The love locals have for Rick’s, now on Kloof, is deep and strong. ...
Peace is brewing on Bree Street
Nobel Peace Prize laureate opens coffee shop
Muhammed Lameen Abdul-Malik was part of the IAEA team awarded a Nobel Peace Prize in 2005, for their work in preventing nuclear energy being used for military purposes, while working for the UN in Vienna, Austria. Now you can find him brewing coffee and baking banana bread on Bree Street.
This may seem like quite drastic change, but when I chat to Lameen its clear that he’s applying the same dedication and attention to detail to the coffee he’s making as he did to the work for the International Atomic Energy Agency. “When I do something I put a lot of research into it,” he tells me. This is a man who knows his coffee: he met top roasters and world barista champions during the five years he spent learning about it before opening Escape Caffé.
“I like to find the source of things; for example I don’t buy curry powder, I make it from scratch. I would love to roast my own coffee beans.” At the moment the coffee is from the Espresso Lab. “I like playing around with the different roasts. Coffee is so complicated and for us to narrow it down to just one thing doesn’t do it justice.”
He describes how he tastes the coffee in the morning and throughout the day to make sure each cup that’s served is up to his high standards. As we’re talking someone brings him a toothpick to examine: his banana bread is nearly ready. His baking skills? “I learnt through trial and error, thankfully without too many errors!”
He’s lived in four different countries and has travelled extensively with his previous job, along the way he’s gathered much inspiration. “Coffee and baking are a way of expressing myself creatively”. Apart from the bread, everything else is made in the shop. A particular favorite is the cheesecake, a recipe he perfected for his wife as it’s her favorite.“I tried my best to make one she would really love. It’s really creamy; I don’t like the dry, heavy stuff.”
Food and coffee had always been a passion of his so when he decided it was time to fulfill that dream he turned to Cape Town. “There’s an inspiration here that makes me want to be my best. To reinvent myself and be creative. There’s an eclectic mix of cultures which I enjoy and a slight Anglo-Saxon culture which I can relate to.”
The name of the café has a number of different meanings for Lameen. “It was about escaping back to my dreams—and coffee is the drink of the escapist. Someone can be in New York being served by a barrister from Africa drinking coffee from Columbia. It’s also about coming inside and escaping from the outside.”
The classical jazz and bossa nova playing in the background and the comfortable benches and couches do give the café an escapist feeling. There’s a selection of books and comics on a shelf as well as a quirky series of cartoon panels illustrating the search for a good espresso in Cape Town (which ends in Escape Caffé of course).
Does he miss working at the UN? “I look at it as a chapter in my life and I think it was time to move on to something else.
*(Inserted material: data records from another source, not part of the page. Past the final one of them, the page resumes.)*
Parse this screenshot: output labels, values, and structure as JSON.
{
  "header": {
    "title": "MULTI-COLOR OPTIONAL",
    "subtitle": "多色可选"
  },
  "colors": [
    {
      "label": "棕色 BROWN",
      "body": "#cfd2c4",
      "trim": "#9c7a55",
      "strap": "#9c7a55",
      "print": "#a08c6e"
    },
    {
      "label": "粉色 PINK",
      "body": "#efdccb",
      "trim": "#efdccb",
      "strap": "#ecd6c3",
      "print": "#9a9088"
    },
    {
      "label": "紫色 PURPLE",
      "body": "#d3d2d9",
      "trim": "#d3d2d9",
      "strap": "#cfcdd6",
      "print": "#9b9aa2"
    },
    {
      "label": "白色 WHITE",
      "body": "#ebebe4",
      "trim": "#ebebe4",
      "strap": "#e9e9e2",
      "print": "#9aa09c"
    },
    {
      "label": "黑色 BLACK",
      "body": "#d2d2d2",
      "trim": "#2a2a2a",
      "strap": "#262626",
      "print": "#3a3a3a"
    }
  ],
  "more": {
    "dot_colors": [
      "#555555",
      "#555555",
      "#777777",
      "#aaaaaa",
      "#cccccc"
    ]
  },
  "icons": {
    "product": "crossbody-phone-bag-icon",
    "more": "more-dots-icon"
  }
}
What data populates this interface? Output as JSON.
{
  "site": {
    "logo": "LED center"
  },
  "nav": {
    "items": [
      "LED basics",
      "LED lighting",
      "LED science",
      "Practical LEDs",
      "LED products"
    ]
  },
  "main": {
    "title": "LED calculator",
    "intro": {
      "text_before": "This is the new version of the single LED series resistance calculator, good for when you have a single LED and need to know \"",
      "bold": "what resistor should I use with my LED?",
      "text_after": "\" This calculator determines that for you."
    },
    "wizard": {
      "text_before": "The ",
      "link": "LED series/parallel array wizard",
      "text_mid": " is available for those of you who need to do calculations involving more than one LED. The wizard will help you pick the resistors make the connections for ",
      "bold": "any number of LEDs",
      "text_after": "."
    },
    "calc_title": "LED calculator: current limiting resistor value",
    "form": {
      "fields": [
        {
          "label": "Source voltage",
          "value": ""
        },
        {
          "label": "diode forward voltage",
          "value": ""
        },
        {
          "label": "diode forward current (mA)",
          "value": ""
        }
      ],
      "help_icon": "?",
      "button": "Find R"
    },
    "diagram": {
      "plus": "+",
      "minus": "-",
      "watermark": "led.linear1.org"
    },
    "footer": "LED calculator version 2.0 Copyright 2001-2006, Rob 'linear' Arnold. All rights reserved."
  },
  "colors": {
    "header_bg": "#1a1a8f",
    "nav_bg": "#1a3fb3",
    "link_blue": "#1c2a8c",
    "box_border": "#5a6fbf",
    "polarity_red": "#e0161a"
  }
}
I’ve always wanted to help and serve people, and in a way I’m still doing that.”
By Lindsay Callaghan
Top tip: Coffee tastings are held on the first Saturday of every month, stop by to taste premium blends from all over the world.
Manhattan Place | 130 Bree Street | City Centre | Cape Town | +27 (0)21 422 1325
Opening times: Monday – Friday: 7am – 5pm
Another fairly new addition to Cape Town’s café culture is the Artisan Baker in Woodstock. To find out about other unique Cape Town spots subscribe to our monthly free newsletter and find us on Facebook and Twitter.